Teenager Zef and his little brother, Tutu, are as happy as two elephants can be, living and playing on the vast and beautiful plains of Africa. Unfortunately, their happy home is turned upside down when "The Badness" (human poachers) comes and takes their parents and other herd members away from them.
In order to shield his little brother from pain, Zef tells Tutu that their mother was taken up in a rainbow. The two set off on a journey together, but Zef is in search of a new family, while Tutu is determined to find that rainbow and his mother. At one point, the brothers' different goals lead them in separate directions, but it doesn't take them long to realize that they really need each other.
The elephants find friends along the way -- a chimp called Chump, a giraffe whom they affectionately call Stretch, and a lion prince they call Cub, all of whom lost their mothers as well. Together, the group of orphans search for the rainbow, but they just seem to keep running into The Badness instead. Finally, they summon all of the courage they have in attempt to beat The Badness and find what they need most -- family.
Elephant Tales - Guide Review for Parents
Elephant Tales uses great footage of real animals to tell the touching story of Zef and Tutu. The story, however, is a bit depressing even with the happy ending. While the animals will be very intriguing to kids, there are some parts of the story that may be disturbing or frightening for young children.
Zef and Tutu lose their mother on a dark and scary night. Tutu has gone looking for Zef and is alone. He (although the voice distractingly sounds like a she) suddenly hears a loud noise. A truck comes, and a bright light shines on Tutu. The truck then moves on and in the distance, we see lights and hear gun shots.
The animal friends encounter other perils and have additional run-ins with The Badness, but all of them are fine in the end. The orphaned animals become a family in their own right, and lead each other to a home where they can stay. Overall, the movie conveys a positive message about all sorts of creatures living together harmoniously, and about finding courage in the face of hard times. Unfortunately, young kids may be unsettled by the movie and by the creepy name "The Badness," which is what the animals call the poachers.
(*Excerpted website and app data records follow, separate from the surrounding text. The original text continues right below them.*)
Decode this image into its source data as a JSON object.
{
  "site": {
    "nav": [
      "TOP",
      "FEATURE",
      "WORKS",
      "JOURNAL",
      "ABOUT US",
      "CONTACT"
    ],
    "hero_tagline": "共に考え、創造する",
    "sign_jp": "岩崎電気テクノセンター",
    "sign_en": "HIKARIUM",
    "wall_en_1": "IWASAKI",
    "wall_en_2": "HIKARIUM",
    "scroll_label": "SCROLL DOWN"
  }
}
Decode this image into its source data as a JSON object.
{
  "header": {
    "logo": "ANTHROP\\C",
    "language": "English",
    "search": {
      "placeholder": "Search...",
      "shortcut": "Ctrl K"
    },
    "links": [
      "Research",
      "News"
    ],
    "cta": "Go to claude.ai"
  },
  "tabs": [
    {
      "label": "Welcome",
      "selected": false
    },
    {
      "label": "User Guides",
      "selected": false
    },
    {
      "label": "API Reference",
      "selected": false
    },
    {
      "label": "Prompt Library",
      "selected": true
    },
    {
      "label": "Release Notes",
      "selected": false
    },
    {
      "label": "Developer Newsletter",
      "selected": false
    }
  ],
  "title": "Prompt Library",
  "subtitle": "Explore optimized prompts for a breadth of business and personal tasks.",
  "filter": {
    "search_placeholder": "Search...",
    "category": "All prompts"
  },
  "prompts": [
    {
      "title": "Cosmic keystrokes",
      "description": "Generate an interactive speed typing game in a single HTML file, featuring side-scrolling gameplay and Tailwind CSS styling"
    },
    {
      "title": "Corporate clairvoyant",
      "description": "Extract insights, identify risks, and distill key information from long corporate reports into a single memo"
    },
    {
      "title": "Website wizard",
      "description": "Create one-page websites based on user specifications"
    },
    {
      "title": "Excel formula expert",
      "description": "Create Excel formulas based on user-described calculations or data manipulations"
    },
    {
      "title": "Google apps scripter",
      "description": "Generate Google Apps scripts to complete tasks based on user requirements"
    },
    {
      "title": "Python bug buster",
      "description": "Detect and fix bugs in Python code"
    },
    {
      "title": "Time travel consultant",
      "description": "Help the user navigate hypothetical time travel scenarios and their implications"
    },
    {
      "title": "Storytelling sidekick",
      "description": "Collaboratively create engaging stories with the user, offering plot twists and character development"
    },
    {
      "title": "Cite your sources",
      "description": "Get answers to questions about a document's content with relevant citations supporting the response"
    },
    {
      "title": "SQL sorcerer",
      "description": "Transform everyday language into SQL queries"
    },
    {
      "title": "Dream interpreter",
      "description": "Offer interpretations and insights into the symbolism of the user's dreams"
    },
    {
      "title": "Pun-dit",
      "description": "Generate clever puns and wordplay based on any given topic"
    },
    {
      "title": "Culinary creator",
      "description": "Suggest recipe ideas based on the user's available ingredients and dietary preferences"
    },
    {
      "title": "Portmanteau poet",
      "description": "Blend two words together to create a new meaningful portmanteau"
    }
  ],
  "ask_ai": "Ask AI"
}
I too agree that poachers are bad, and I understand where the film is coming from in trying to bring the plight of African animals to light as well as deliver a positive story, but the messages in this story could have used a bit of subtlety and a smoother delivery. School-aged kids may find the movie interesting and be better able to handle the scary parts, though, and the movie may even inspire them to want to learn more about the animals of Africa and the importance of protecting them.
Elephant Tales - Topics to Discuss
- Who were the men the animals refer to as "The Badness," and why were they coming after the animals?
- What do real life poachers do, and what efforts are being made to try and stop them? How can we help, even though we may not live in Africa?
Elephant Tales - Additional Learning
- Children who see Elephant Tales will probably have a desire to learn more about Africa and the wonderful animals that call it home. Go online and learn more at the website for the African Wildlife Foundation.
- For older kids, learning about endangered animals and poaching may be a good lesson about the world and the role humans play, as well as a way to teach kids how they can help. Information about the threats against African wildlife is also available on the African Wildlife Foundation website, and PBS.org has a great piece about the elephant poaching problem.